mainly to the children of unsupported mothers or where a health reason exists
either of the child or one of the parents. The service has at times been in
serious straits owing to a shortage of staff. There appears to be a great
dearth of suitable students coming forward for training.
The special schemes operated in past years have continued, one for
children with a hearing defect, to enable them to spend a certain time in a
speaking community, and another for severely subnormal children, for whom no
places are available in the special care unit. Only a small proportion of
the total number of places can be allotted to these children since they
require very close attention. Children in the first category make very
good progress as a rule, and a certain amount of socialisation occurs in the
second, and in addition, mothers are relieved for limited periods of the heavy
burden of caring for them.
At the end of the year a replacement of Fernbank Day Nursery and a new
day nursery in Holly Street were being planned and were included in submissions
to the Department of Health and Social Security under the Urban Aid Programme.
Creches are held in four of the child health centres and have as usual
been full. Many children whose need is stimulation and play with others
benefited considerably from attendance and they are a valuable addition to the
day nursery service. The total number of sessions numbered 957 and 14,425
attendances were made.

The table below shows the number of sessions and attendances during the ye ar:-

CentreNo. of sessionsTotal attendances
Barton House1031,817
Elsdale Street2021,778
Richmond Road1482,079
John Scott Health Centre5048,751

The Nurseries and Child-Minders Regulation Act, 1948, has proved to be a
difficult Act to administer and unsatisfactory in certain respects and the
need for amendment has been apparent for some time. Section 60 of the Health
Services and Public Health Act, 1968, sets out amending legislation to the

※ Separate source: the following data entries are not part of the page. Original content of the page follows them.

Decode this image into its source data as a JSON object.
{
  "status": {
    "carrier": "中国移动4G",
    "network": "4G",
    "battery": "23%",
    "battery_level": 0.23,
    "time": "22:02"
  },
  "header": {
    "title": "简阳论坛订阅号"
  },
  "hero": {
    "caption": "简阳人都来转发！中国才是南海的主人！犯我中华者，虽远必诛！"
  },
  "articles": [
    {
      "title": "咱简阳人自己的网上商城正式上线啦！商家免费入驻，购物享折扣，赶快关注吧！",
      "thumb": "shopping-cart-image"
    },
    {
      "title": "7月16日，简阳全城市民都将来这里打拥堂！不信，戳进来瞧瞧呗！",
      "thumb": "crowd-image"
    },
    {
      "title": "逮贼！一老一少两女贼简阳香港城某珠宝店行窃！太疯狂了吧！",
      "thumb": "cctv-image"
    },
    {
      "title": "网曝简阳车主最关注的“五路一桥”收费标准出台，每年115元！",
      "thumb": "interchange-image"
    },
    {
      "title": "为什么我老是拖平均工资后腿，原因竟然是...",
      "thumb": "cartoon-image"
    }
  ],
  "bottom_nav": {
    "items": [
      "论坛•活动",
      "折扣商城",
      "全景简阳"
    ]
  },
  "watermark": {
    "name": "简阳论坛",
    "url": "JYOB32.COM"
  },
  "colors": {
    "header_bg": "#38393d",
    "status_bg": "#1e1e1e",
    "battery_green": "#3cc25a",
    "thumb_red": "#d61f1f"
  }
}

Nurseries and Child Minders Regulation Act, 1948, in some important details.
The Act of 1948 applied only where children were looked after for the

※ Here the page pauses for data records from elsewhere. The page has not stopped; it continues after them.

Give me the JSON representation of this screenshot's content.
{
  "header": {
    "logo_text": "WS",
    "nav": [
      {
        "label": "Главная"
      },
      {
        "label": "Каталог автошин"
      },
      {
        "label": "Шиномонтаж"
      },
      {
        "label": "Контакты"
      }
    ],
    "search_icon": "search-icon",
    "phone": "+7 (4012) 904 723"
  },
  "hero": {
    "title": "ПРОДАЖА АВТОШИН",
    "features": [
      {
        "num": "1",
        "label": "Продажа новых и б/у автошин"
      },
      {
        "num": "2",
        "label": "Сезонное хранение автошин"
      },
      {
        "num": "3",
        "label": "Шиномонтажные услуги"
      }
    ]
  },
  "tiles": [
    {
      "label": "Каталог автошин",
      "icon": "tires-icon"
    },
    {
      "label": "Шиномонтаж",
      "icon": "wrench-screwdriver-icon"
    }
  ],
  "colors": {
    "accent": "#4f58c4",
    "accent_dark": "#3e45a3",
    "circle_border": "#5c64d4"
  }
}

day or a substantial part thereof. The amendment provides for registration
when children are minded for a minimum period of two hours in the day
(or an aggregate of two hours).
Probably the most important amendment is that bringing all minders of
unrelated children within the scope of the registration provisions and the
increased penalties for minding by unregistered persons.
A local health authority in the past had power to refuse to register
premises or child-minders if the local authority was satisfied that the
premises were not fit to be used for the purpose. Fitness has now been more
clearly defined to include equipment.